_Assigned task_
Each line in the listing below that holds "link" should be counted; reply with that number only.

_Supplied information_

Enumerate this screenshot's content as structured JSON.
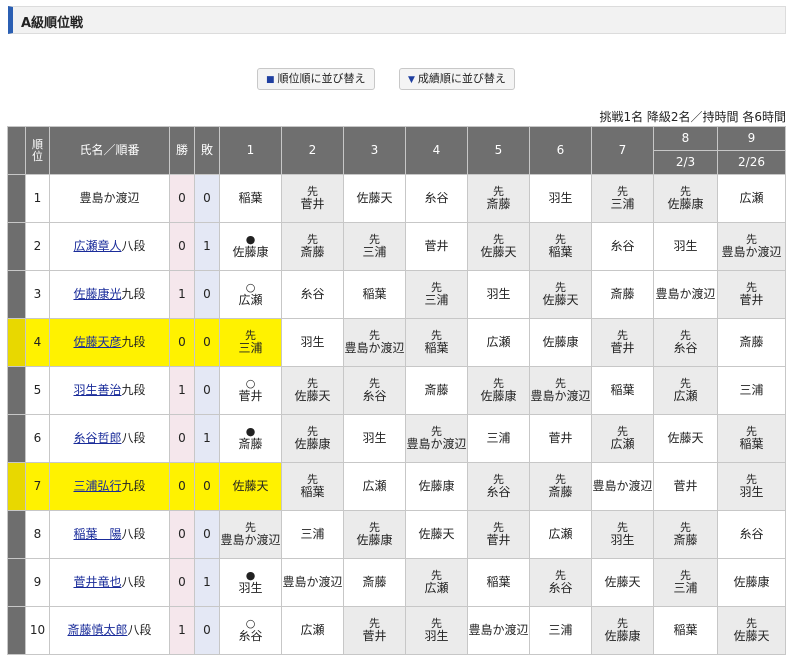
{
  "title": "A級順位戦",
  "buttons": {
    "rank_sort": "順位順に並び替え",
    "score_sort": "成績順に並び替え"
  },
  "note": "挑戦1名 降級2名／持時間 各6時間",
  "headers": {
    "rank": "順位",
    "name": "氏名／順番",
    "win": "勝",
    "loss": "敗",
    "rounds": [
      "1",
      "2",
      "3",
      "4",
      "5",
      "6",
      "7",
      "8",
      "9"
    ],
    "dates": {
      "8": "2/3",
      "9": "2/26"
    }
  },
  "players": [
    {
      "rank": "1",
      "link": "",
      "name_suffix": "豊島か渡辺",
      "wins": "0",
      "losses": "0",
      "highlight": false,
      "games": [
        {
          "mark": "",
          "opp": "稲葉"
        },
        {
          "mark": "先",
          "opp": "菅井"
        },
        {
          "mark": "",
          "opp": "佐藤天"
        },
        {
          "mark": "",
          "opp": "糸谷"
        },
        {
          "mark": "先",
          "opp": "斎藤"
        },
        {
          "mark": "",
          "opp": "羽生"
        },
        {
          "mark": "先",
          "opp": "三浦"
        },
        {
          "mark": "先",
          "opp": "佐藤康"
        },
        {
          "mark": "",
          "opp": "広瀬"
        }
      ]
    },
    {
      "rank": "2",
      "link": "広瀬章人",
      "name_suffix": "八段",
      "wins": "0",
      "losses": "1",
      "highlight": false,
      "games": [
        {
          "mark": "●",
          "opp": "佐藤康"
        },
        {
          "mark": "先",
          "opp": "斎藤"
        },
        {
          "mark": "先",
          "opp": "三浦"
        },
        {
          "mark": "",
          "opp": "菅井"
        },
        {
          "mark": "先",
          "opp": "佐藤天"
        },
        {
          "mark": "先",
          "opp": "稲葉"
        },
        {
          "mark": "",
          "opp": "糸谷"
        },
        {
          "mark": "",
          "opp": "羽生"
        },
        {
          "mark": "先",
          "opp": "豊島か渡辺"
        }
      ]
    },
    {
      "rank": "3",
      "link": "佐藤康光",
      "name_suffix": "九段",
      "wins": "1",
      "losses": "0",
      "highlight": false,
      "games": [
        {
          "mark": "○",
          "opp": "広瀬"
        },
        {
          "mark": "",
          "opp": "糸谷"
        },
        {
          "mark": "",
          "opp": "稲葉"
        },
        {
          "mark": "先",
          "opp": "三浦"
        },
        {
          "mark": "",
          "opp": "羽生"
        },
        {
          "mark": "先",
          "opp": "佐藤天"
        },
        {
          "mark": "",
          "opp": "斎藤"
        },
        {
          "mark": "",
          "opp": "豊島か渡辺"
        },
        {
          "mark": "先",
          "opp": "菅井"
        }
      ]
    },
    {
      "rank": "4",
      "link": "佐藤天彦",
      "name_suffix": "九段",
      "wins": "0",
      "losses": "0",
      "highlight": true,
      "games": [
        {
          "mark": "先",
          "opp": "三浦"
        },
        {
          "mark": "",
          "opp": "羽生"
        },
        {
          "mark": "先",
          "opp": "豊島か渡辺"
        },
        {
          "mark": "先",
          "opp": "稲葉"
        },
        {
          "mark": "",
          "opp": "広瀬"
        },
        {
          "mark": "",
          "opp": "佐藤康"
        },
        {
          "mark": "先",
          "opp": "菅井"
        },
        {
          "mark": "先",
          "opp": "糸谷"
        },
        {
          "mark": "",
          "opp": "斎藤"
        }
      ]
    },
    {
      "rank": "5",
      "link": "羽生善治",
      "name_suffix": "九段",
      "wins": "1",
      "losses": "0",
      "highlight": false,
      "games": [
        {
          "mark": "○",
          "opp": "菅井"
        },
        {
          "mark": "先",
          "opp": "佐藤天"
        },
        {
          "mark": "先",
          "opp": "糸谷"
        },
        {
          "mark": "",
          "opp": "斎藤"
        },
        {
          "mark": "先",
          "opp": "佐藤康"
        },
        {
          "mark": "先",
          "opp": "豊島か渡辺"
        },
        {
          "mark": "",
          "opp": "稲葉"
        },
        {
          "mark": "先",
          "opp": "広瀬"
        },
        {
          "mark": "",
          "opp": "三浦"
        }
      ]
    },
    {
      "rank": "6",
      "link": "糸谷哲郎",
      "name_suffix": "八段",
      "wins": "0",
      "losses": "1",
      "highlight": false,
      "games": [
        {
          "mark": "●",
          "opp": "斎藤"
        },
        {
          "mark": "先",
          "opp": "佐藤康"
        },
        {
          "mark": "",
          "opp": "羽生"
        },
        {
          "mark": "先",
          "opp": "豊島か渡辺"
        },
        {
          "mark": "",
          "opp": "三浦"
        },
        {
          "mark": "",
          "opp": "菅井"
        },
        {
          "mark": "先",
          "opp": "広瀬"
        },
        {
          "mark": "",
          "opp": "佐藤天"
        },
        {
          "mark": "先",
          "opp": "稲葉"
        }
      ]
    },
    {
      "rank": "7",
      "link": "三浦弘行",
      "name_suffix": "九段",
      "wins": "0",
      "losses": "0",
      "highlight": true,
      "games": [
        {
          "mark": "",
          "opp": "佐藤天"
        },
        {
          "mark": "先",
          "opp": "稲葉"
        },
        {
          "mark": "",
          "opp": "広瀬"
        },
        {
          "mark": "",
          "opp": "佐藤康"
        },
        {
          "mark": "先",
          "opp": "糸谷"
        },
        {
          "mark": "先",
          "opp": "斎藤"
        },
        {
          "mark": "",
          "opp": "豊島か渡辺"
        },
        {
          "mark": "",
          "opp": "菅井"
        },
        {
          "mark": "先",
          "opp": "羽生"
        }
      ]
    },
    {
      "rank": "8",
      "link": "稲葉　陽",
      "name_suffix": "八段",
      "wins": "0",
      "losses": "0",
      "highlight": false,
      "games": [
        {
          "mark": "先",
          "opp": "豊島か渡辺"
        },
        {
          "mark": "",
          "opp": "三浦"
        },
        {
          "mark": "先",
          "opp": "佐藤康"
        },
        {
          "mark": "",
          "opp": "佐藤天"
        },
        {
          "mark": "先",
          "opp": "菅井"
        },
        {
          "mark": "",
          "opp": "広瀬"
        },
        {
          "mark": "先",
          "opp": "羽生"
        },
        {
          "mark": "先",
          "opp": "斎藤"
        },
        {
          "mark": "",
          "opp": "糸谷"
        }
      ]
    },
    {
      "rank": "9",
      "link": "菅井竜也",
      "name_suffix": "八段",
      "wins": "0",
      "losses": "1",
      "highlight": false,
      "games": [
        {
          "mark": "●",
          "opp": "羽生"
        },
        {
          "mark": "",
          "opp": "豊島か渡辺"
        },
        {
          "mark": "",
          "opp": "斎藤"
        },
        {
          "mark": "先",
          "opp": "広瀬"
        },
        {
          "mark": "",
          "opp": "稲葉"
        },
        {
          "mark": "先",
          "opp": "糸谷"
        },
        {
          "mark": "",
          "opp": "佐藤天"
        },
        {
          "mark": "先",
          "opp": "三浦"
        },
        {
          "mark": "",
          "opp": "佐藤康"
        }
      ]
    },
    {
      "rank": "10",
      "link": "斎藤慎太郎",
      "name_suffix": "八段",
      "wins": "1",
      "losses": "0",
      "highlight": false,
      "games": [
        {
          "mark": "○",
          "opp": "糸谷"
        },
        {
          "mark": "",
          "opp": "広瀬"
        },
        {
          "mark": "先",
          "opp": "菅井"
        },
        {
          "mark": "先",
          "opp": "羽生"
        },
        {
          "mark": "",
          "opp": "豊島か渡辺"
        },
        {
          "mark": "",
          "opp": "三浦"
        },
        {
          "mark": "先",
          "opp": "佐藤康"
        },
        {
          "mark": "",
          "opp": "稲葉"
        },
        {
          "mark": "先",
          "opp": "佐藤天"
        }
      ]
    }
  ],
  "colors": {
    "accent": "#2b5fb3",
    "highlight": "#fff200",
    "header_bg": "#6f6f6f",
    "link": "#1a2c9a"
  }
}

_Response for this exercise_
11